● **WHAT TO WORK ON**
Show every line in the entries below where the word "letter" appears.

● **EXTRACTED RECORDS**
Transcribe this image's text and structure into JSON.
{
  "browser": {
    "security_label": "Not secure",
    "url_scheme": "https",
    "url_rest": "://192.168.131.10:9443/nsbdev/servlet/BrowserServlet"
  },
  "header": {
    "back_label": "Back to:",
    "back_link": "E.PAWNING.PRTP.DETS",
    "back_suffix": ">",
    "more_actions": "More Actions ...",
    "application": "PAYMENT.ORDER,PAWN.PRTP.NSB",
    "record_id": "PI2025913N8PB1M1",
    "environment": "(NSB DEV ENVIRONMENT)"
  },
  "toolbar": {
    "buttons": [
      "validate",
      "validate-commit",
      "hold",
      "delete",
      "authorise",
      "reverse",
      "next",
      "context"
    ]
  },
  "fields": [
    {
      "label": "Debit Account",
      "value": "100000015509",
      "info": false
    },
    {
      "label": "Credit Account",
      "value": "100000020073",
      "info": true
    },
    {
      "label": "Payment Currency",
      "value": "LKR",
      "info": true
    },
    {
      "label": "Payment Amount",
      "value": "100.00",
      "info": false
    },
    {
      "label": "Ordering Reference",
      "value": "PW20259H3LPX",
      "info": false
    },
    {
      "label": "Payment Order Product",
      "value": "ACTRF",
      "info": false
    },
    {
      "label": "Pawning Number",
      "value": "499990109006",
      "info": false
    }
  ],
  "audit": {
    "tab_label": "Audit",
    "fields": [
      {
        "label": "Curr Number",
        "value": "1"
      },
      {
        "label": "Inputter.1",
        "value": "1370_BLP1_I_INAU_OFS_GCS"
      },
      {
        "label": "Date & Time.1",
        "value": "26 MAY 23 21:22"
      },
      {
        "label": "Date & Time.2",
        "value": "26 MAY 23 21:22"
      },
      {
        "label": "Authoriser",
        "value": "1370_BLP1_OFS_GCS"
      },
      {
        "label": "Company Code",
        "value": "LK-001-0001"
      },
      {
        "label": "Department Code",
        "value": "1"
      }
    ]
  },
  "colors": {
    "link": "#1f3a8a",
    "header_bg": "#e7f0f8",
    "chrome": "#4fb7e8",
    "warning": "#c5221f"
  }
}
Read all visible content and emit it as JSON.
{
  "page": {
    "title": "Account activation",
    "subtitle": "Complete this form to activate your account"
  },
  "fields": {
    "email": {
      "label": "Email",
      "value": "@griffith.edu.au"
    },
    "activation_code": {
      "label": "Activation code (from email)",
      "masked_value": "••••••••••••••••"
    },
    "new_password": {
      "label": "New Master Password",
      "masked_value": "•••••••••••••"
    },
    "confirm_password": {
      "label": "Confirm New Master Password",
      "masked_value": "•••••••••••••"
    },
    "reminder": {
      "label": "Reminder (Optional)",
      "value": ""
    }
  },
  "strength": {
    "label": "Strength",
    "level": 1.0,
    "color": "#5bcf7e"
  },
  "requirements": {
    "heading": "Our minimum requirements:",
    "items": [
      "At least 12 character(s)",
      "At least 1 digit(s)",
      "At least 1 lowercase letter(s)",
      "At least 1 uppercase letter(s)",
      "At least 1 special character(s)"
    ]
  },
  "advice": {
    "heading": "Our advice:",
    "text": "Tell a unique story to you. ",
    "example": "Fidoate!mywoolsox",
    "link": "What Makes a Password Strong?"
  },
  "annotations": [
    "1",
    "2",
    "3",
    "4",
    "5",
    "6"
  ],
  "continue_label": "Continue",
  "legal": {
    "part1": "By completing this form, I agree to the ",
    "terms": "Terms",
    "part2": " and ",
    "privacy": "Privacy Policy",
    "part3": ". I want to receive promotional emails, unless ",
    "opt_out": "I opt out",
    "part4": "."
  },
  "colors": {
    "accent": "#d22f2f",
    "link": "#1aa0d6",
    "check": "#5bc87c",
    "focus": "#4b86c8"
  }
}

● **RESULT FOR THIS EXERCISE**
      "At least 1 lowercase letter(s)",
      "At least 1 uppercase letter(s)",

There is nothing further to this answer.